  2. Offer segmented levels of customer service
    Banks should offer customers a choice of products, services and pricing.  Customers should be able to earn upgrades to different service levels through loyalty
  3. Move from multi-channel to omni-channel distribution
    Banks need to look beyond multi-channel distribution, recognising that customers care more about convenience than about channels
  4. Encourage customer self-service
    Banks need to make their information and advice more innovative and compelling, targeting self-directed customers and encouraging greater self-service
  5. Shift marketing from “push” to “pull”
    The growing importance of word of mouth means that banks need to change their approach to marketing. Banks should try to recruit and retain satisfied customers as advocates
  6. Develop flexible loyalty programs
    Banks need to offer financial rewards for loyalty. Despite their cost, loyalty programs that are flexible and can be tailored, offer huge, potential benefits in loyalty and advocacy.
  7. Make low-cost digital channels customers’ preferred choice
    Banks should encourage customers to use digital channels whenever possible, using price incentives if necessary
  8. Prioritise investment on critical customer interactions
    Banks should focus operational improvements on customers’ most valued interactions, optimising the resulting impact on attrition, dormancy and loyalty
  9. Use innovative technology to deliver the retail bank of the future
    The use of technology is crucial to delivering lower costs, greater reliability, more flexibility and personalised products and services

Customers see bank loyalty programs as playing a crucial role to play in retention and acquisition. For the banks, greater loyalty among more affluent customers has the potential to outweigh the cost of providing financial rewards. Enrolment in loyalty programs is accelerating fast, in particular in South Africa where the number of consumers that are enrolled in a loyalty programme doubled in the last year. Developing tailored rewards for specific groups of customer segments could help banks boost enrolment in other markets and interactions.
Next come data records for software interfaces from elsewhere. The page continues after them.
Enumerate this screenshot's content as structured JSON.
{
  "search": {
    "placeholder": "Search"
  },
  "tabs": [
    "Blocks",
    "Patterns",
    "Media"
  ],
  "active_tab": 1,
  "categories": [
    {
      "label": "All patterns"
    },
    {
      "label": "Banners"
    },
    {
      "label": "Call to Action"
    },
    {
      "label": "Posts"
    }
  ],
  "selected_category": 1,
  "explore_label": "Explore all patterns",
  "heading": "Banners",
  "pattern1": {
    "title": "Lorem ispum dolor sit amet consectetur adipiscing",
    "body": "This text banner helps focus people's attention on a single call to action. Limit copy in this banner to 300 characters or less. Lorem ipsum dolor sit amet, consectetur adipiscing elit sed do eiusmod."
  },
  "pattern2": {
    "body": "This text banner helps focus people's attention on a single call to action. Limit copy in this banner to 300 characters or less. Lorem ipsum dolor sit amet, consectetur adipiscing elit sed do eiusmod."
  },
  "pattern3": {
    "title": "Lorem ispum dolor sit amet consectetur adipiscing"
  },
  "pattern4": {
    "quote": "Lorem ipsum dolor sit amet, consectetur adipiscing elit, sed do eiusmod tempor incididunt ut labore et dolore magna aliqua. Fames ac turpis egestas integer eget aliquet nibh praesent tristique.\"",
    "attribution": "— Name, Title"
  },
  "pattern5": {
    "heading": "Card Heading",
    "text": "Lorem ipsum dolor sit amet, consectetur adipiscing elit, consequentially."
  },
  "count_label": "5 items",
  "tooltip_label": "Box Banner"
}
In conclusion, the behaviour of retail banking customers continues to evolve rapidly. This survey shows that customers are becoming more assertive and taking greater control of their banking relationships. They are increasingly less loyal and are more likely to try new banks. They are listening to each other and becoming more vocal as advocates — or critics. They are also demanding lower costs, better service and greater personalisation and flexibility. Faced with this fast-changing environment, banks are reconfiguring business models around customer needs. Just as no two banks are exactly the same, there is no single strategic response that will suit every institution.